▸ **What you should do**
Every line of the material that mentions the word "flag" should be copied out.

▸ **Data for analysis**
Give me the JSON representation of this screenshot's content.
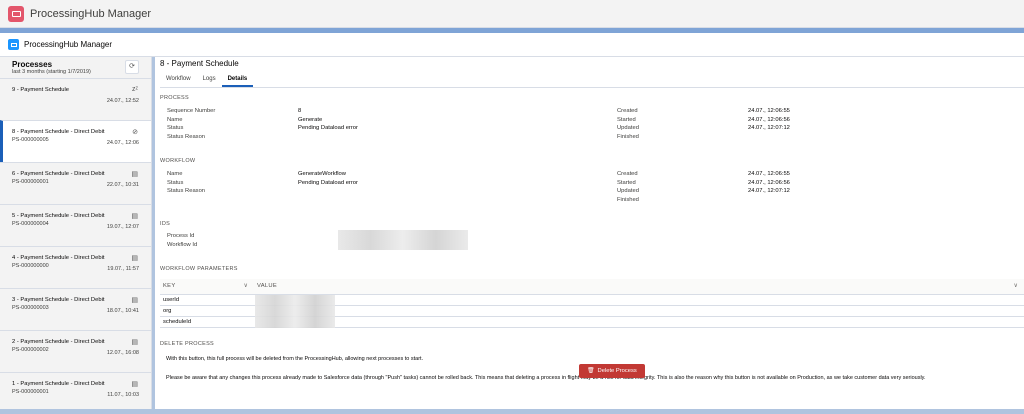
{
  "app": {
    "title": "ProcessingHub Manager",
    "subtitle": "ProcessingHub Manager"
  },
  "sidebar": {
    "title": "Processes",
    "subtitle": "last 3 months (starting 1/7/2019)",
    "items": [
      {
        "title": "9 - Payment Schedule",
        "id": "",
        "date": "24.07., 12:52",
        "icon": "sleep-icon"
      },
      {
        "title": "8 - Payment Schedule - Direct Debit",
        "id": "PS-000000005",
        "date": "24.07., 12:06",
        "icon": "cancel-icon",
        "selected": true
      },
      {
        "title": "6 - Payment Schedule - Direct Debit",
        "id": "PS-000000001",
        "date": "22.07., 10:31",
        "icon": "document-icon"
      },
      {
        "title": "5 - Payment Schedule - Direct Debit",
        "id": "PS-000000004",
        "date": "19.07., 12:07",
        "icon": "document-icon"
      },
      {
        "title": "4 - Payment Schedule - Direct Debit",
        "id": "PS-000000000",
        "date": "19.07., 11:57",
        "icon": "document-icon"
      },
      {
        "title": "3 - Payment Schedule - Direct Debit",
        "id": "PS-000000003",
        "date": "18.07., 10:41",
        "icon": "document-icon"
      },
      {
        "title": "2 - Payment Schedule - Direct Debit",
        "id": "PS-000000002",
        "date": "12.07., 16:08",
        "icon": "document-icon"
      },
      {
        "title": "1 - Payment Schedule - Direct Debit",
        "id": "PS-000000001",
        "date": "11.07., 10:03",
        "icon": "document-icon"
      }
    ]
  },
  "main": {
    "title": "8 - Payment Schedule",
    "tabs": [
      "Workflow",
      "Logs",
      "Details"
    ],
    "active_tab": "Details",
    "process": {
      "heading": "PROCESS",
      "fields": [
        {
          "label": "Sequence Number",
          "value": "8"
        },
        {
          "label": "Name",
          "value": "Generate"
        },
        {
          "label": "Status",
          "value": "Pending Dataload error"
        },
        {
          "label": "Status Reason",
          "value": ""
        }
      ],
      "times": [
        {
          "label": "Created",
          "value": "24.07., 12:06:55"
        },
        {
          "label": "Started",
          "value": "24.07., 12:06:56"
        },
        {
          "label": "Updated",
          "value": "24.07., 12:07:12"
        },
        {
          "label": "Finished",
          "value": ""
        }
      ]
    },
    "workflow": {
      "heading": "WORKFLOW",
      "fields": [
        {
          "label": "Name",
          "value": "GenerateWorkflow"
        },
        {
          "label": "Status",
          "value": "Pending Dataload error"
        },
        {
          "label": "Status Reason",
          "value": ""
        }
      ],
      "times": [
        {
          "label": "Created",
          "value": "24.07., 12:06:55"
        },
        {
          "label": "Started",
          "value": "24.07., 12:06:56"
        },
        {
          "label": "Updated",
          "value": "24.07., 12:07:12"
        },
        {
          "label": "Finished",
          "value": ""
        }
      ]
    },
    "ids": {
      "heading": "IDS",
      "fields": [
        {
          "label": "Process Id"
        },
        {
          "label": "Workflow Id"
        }
      ]
    },
    "params": {
      "heading": "WORKFLOW PARAMETERS",
      "columns": [
        "KEY",
        "VALUE"
      ],
      "rows": [
        {
          "key": "userId"
        },
        {
          "key": "org"
        },
        {
          "key": "scheduleId"
        }
      ]
    },
    "delete": {
      "heading": "DELETE PROCESS",
      "text1": "With this button, this full process will be deleted from the ProcessingHub, allowing next processes to start.",
      "text2": "Please be aware that any changes this process already made to Salesforce data (through \"Push\" tasks) cannot be rolled back. This means that deleting a process in flight may be a risk for data integrity. This is also the reason why this button is not available on Production, as we take customer data very seriously.",
      "button": "Delete Process",
      "button_color": "#c23934"
    }
  }
}
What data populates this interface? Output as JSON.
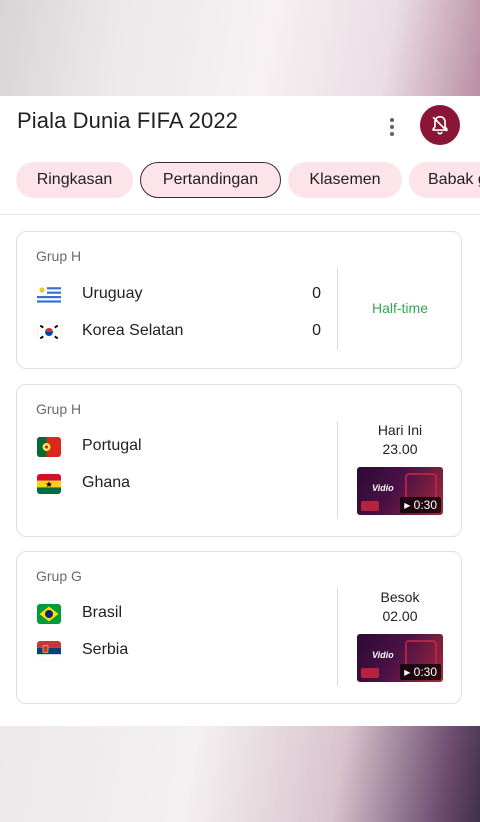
{
  "header": {
    "title": "Piala Dunia FIFA 2022"
  },
  "tabs": [
    {
      "label": "Ringkasan",
      "active": false
    },
    {
      "label": "Pertandingan",
      "active": true
    },
    {
      "label": "Klasemen",
      "active": false
    },
    {
      "label": "Babak gugur",
      "active": false
    }
  ],
  "matches": [
    {
      "group": "Grup H",
      "home": {
        "name": "Uruguay",
        "score": "0",
        "flag": "uruguay-flag"
      },
      "away": {
        "name": "Korea Selatan",
        "score": "0",
        "flag": "south-korea-flag"
      },
      "status": "Half-time"
    },
    {
      "group": "Grup H",
      "home": {
        "name": "Portugal",
        "flag": "portugal-flag"
      },
      "away": {
        "name": "Ghana",
        "flag": "ghana-flag"
      },
      "day": "Hari Ini",
      "time": "23.00",
      "video": {
        "brand": "Vidio",
        "duration": "0:30"
      }
    },
    {
      "group": "Grup G",
      "home": {
        "name": "Brasil",
        "flag": "brazil-flag"
      },
      "away": {
        "name": "Serbia",
        "flag": "serbia-flag"
      },
      "day": "Besok",
      "time": "02.00",
      "video": {
        "brand": "Vidio",
        "duration": "0:30"
      }
    }
  ],
  "colors": {
    "accent": "#8b1538",
    "tab_bg": "#fce4ea",
    "status_green": "#34a853"
  }
}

▸ **Result of the exercise**
        "flag": "uruguay-flag"
        "flag": "south-korea-flag"
        "flag": "portugal-flag"
        "flag": "ghana-flag"
        "flag": "brazil-flag"
        "flag": "serbia-flag"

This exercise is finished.